- If you just want to determine the date and architect of your building, and you live, for instance, on West 86th Street in a building you think was built around 1930, search for "86th" in the address field and work backwards from 1933 or so. Bear in mind that the present 130 West 86th may have been filed as 124-132 West 86th, or even simply 128 West 86th.
- Some permits are not rendered in address form, but in "metes and bounds"--that is, "86th, 175'e of Amsterdam" indicates the building lot beginning 175' east of the corner of West 86th Street and Amsterdam Avenue. To interpret this, go to a library with a collection of landmaps of New York City (which give such measurements). It may be crude, but it's not that much trouble to eyeball, or even measure, the distances yourself.
ADVANCED SEARCH TIPS: Use additional search parameters to--
- Find all the building applications filed by a particular owner or architect (including projects which were not built)
- Or find all the applications where the owner gave a particular address (which can help when one owner operates under multiple names),
- Or find all the buildings of a particular type built in a particular period.
- Another route to finding the NB application for a particular building is to go to the web page of the New York City Department of Buildings which lists in many cases, the particular NB number for a specific address.

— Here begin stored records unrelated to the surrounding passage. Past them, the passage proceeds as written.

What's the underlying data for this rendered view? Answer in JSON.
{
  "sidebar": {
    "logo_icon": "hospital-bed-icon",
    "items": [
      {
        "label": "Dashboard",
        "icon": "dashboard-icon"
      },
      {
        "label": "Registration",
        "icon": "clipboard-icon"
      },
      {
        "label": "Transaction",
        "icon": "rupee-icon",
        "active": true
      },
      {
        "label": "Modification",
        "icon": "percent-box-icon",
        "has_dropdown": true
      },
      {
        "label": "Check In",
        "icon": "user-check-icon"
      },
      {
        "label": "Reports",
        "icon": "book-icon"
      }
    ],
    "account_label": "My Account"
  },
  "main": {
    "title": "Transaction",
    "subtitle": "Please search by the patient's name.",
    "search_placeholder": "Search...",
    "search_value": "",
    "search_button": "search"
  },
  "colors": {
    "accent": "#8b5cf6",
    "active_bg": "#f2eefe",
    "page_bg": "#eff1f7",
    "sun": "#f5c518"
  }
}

Go to the Department's web site, key in the address, and then look under "Actions"; in most cases you will find an NB associated with your building (for instance, NB "336-11" is the 336th new building application filed in 1911). NB's were first issued in 1866; if yours is 1900 or later you should be able to get the details of that application here, simply by searching for the relevant year and application number. (Congratulations to Commissioner Patricia Lancaster and her tech staff for this astonishing upgrade to the Department's website.)
- The search engine recognizes word roots, wildcards (*) and leading and following blank spaces. Thus "farge" will return "LaFarge" and La Farge," but "_Farge" will return only "La Farge." A search for "LaF*arge" will return "LaFarge," "LaForge, etc.